2011-2012 Season Recap
The Washington Capitals had quite a wacky 2011-2012 season as the team played under two coaches, Bruce Boudreau and Dale Hunter , but almost advanced to the semi-finals of Stanley Cup playoffs. The team entered the season with high expectations, a new goaltender in Tomas Vokoun but failed to produce. Capitals coach, Bruce Boudreau was fired in the early part of the season leading to the hiring of Dale Hunter. Hunter developed this Capitals team to a defenisve team. Players started blocking shots. Not just the grinders, but scorers like Alex Semin. However, the offense did struggle mainly due the Hunter’s new defensive system. Expect new head coach, Adam Oates to employ a more aggressive system, but to rely on Wasington’s defense. Alex Ovechkin had a down year offensively, only producing 38 goals and 27 assists. The team barely made the playoffs, but surpised many when they got there. Joel Ward stunned the Boston Bruins in game seven of the first round, cementing Washington to second round contest against the New York Rangers. The Capitals battled hard, but just didn’t have the talent to beat the New York Rangers. Braden Holtby was outstanding in net for Washington, averaging less than two goals a game in net. Overall a good season for the Capitals, but fans must be getting sick of seeing Washington eliminated with such high expectations.

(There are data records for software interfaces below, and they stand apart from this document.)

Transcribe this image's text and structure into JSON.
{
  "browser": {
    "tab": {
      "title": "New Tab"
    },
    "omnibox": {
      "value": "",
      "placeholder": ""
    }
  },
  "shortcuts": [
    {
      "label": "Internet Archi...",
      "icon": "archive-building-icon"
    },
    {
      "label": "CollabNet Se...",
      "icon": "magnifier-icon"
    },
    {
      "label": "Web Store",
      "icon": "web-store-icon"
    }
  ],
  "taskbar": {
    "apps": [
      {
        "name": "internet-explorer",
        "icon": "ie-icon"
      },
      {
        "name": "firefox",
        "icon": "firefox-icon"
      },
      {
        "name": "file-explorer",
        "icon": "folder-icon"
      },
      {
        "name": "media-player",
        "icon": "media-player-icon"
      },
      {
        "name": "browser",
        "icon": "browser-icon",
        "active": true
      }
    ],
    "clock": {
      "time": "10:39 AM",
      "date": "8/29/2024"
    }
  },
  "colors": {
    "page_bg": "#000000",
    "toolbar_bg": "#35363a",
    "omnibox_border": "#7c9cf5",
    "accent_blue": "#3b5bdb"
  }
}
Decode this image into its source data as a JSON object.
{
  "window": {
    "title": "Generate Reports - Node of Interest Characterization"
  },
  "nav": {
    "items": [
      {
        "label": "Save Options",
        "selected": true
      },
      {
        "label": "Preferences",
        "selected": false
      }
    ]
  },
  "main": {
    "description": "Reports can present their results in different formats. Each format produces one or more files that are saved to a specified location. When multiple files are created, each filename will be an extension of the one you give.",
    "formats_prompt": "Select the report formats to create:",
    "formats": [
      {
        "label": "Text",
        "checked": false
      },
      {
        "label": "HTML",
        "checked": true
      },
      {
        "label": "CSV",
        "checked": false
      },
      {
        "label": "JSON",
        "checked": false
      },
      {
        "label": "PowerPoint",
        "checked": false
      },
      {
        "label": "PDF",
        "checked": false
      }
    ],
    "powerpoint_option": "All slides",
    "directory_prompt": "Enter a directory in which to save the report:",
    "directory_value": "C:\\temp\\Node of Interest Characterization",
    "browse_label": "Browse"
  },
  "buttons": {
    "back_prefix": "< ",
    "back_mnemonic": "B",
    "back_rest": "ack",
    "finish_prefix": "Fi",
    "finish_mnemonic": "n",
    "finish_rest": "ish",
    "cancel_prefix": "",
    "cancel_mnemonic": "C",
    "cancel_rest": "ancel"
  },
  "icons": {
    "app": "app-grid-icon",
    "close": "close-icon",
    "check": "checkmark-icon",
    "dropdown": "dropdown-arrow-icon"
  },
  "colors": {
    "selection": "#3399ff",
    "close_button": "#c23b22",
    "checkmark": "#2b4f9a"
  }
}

The Capitals added some important role players this off season. On the first day of free agency, Washington signed former Toronto Maple Leafs forward, Joey Crabb. Crabb should earn a chance to play on Washington’s penalty kill while potentially playing on the Capitals third forward line. George McPhee also inked Wojtek Wolski, still a young player but has struggled staying healthy the past two seasons. Wolski could potentially play on Washington’s second forward unit, along side Mike Ribeiro and another winger, possibly Marcus Johansson. The biggest addition for the Capitals did come on draft day as Washington acquired center Mike Ribeiro from the Dallas Stars in exchange for prospect Cody Eakin and a draft pick. The Capitals also made an impact last season signing defense man, Cameron Schilling to an entry level deal after his season ended with Miami University of Ohio. Schilling spent time in Hershey following the ending of his college season and could see time with the Capitals this season.
The biggest loss for the Capitals this off season was highly touted scorer, Alex Semin. Semin signed a one year deal worth seven million with the division rival Carolina Hurricanes, likely due to a high asking price. Tomas Vokoun also left the team this off season, signing with the Pittsburgh Penguins to play as a backup goalie between Marc-Andre Fleury. Other than Semin leaving, George McPhee was able to keep the young core intact, but still needs to sign restricted free agent John Carlson for the long term.
Perhaps the biggest key to the Capitals season will be their defensive core. One player who can make an impact is Dmitry Orlov. Orlov played a majority of his 2011-2012 season in Washington, but didn’t see much time in the postseason. Orlov is capable of becoming a solid two way defense man and an offensive skilled defense man who could play the point on Washington’s power play. Another player to look for this season is young defensive prospect, Cameron Schilling. Schilling has been compared to Karl Alzner, but could have more offensive production than Alzner when he begins his career in the NHL.
Under the Radar
With some many young players pushing for spots in the everyday lineup, veterans could elevate their game this season. One player who could is forward, Marcus Johansson. Johansson registered 14 goals and 32 assists for Washington last year and had the fourth most points scored on the entire Capitals roster. With the departure of Alex Semin, Johnansson could fill in on the second line with Mike Ribeiro and Wojtek Wolski, while playing on the first power play unit.
Season Outlook for 2012-2013
Washington stayed young this off season, maintaining their plan for the future. The Capitals are a year or two away from returning to a contender, but could easily reach the conference finals if their young players develop quickly. This year will be crucial, most for the Capitals goalies moving forward, with Braden Holtby and Michal Neuvirth set to battle to become the starting net minder. New players need to help produce offensively, as Washington’s scoring has diminished the past few seasons. Ovechkin must return to his form from year’s past if he wants to lead this team to a Stanley Cup. Who knows, if Braden Holtby plays like he did last postseason the Capitals could be playing in June.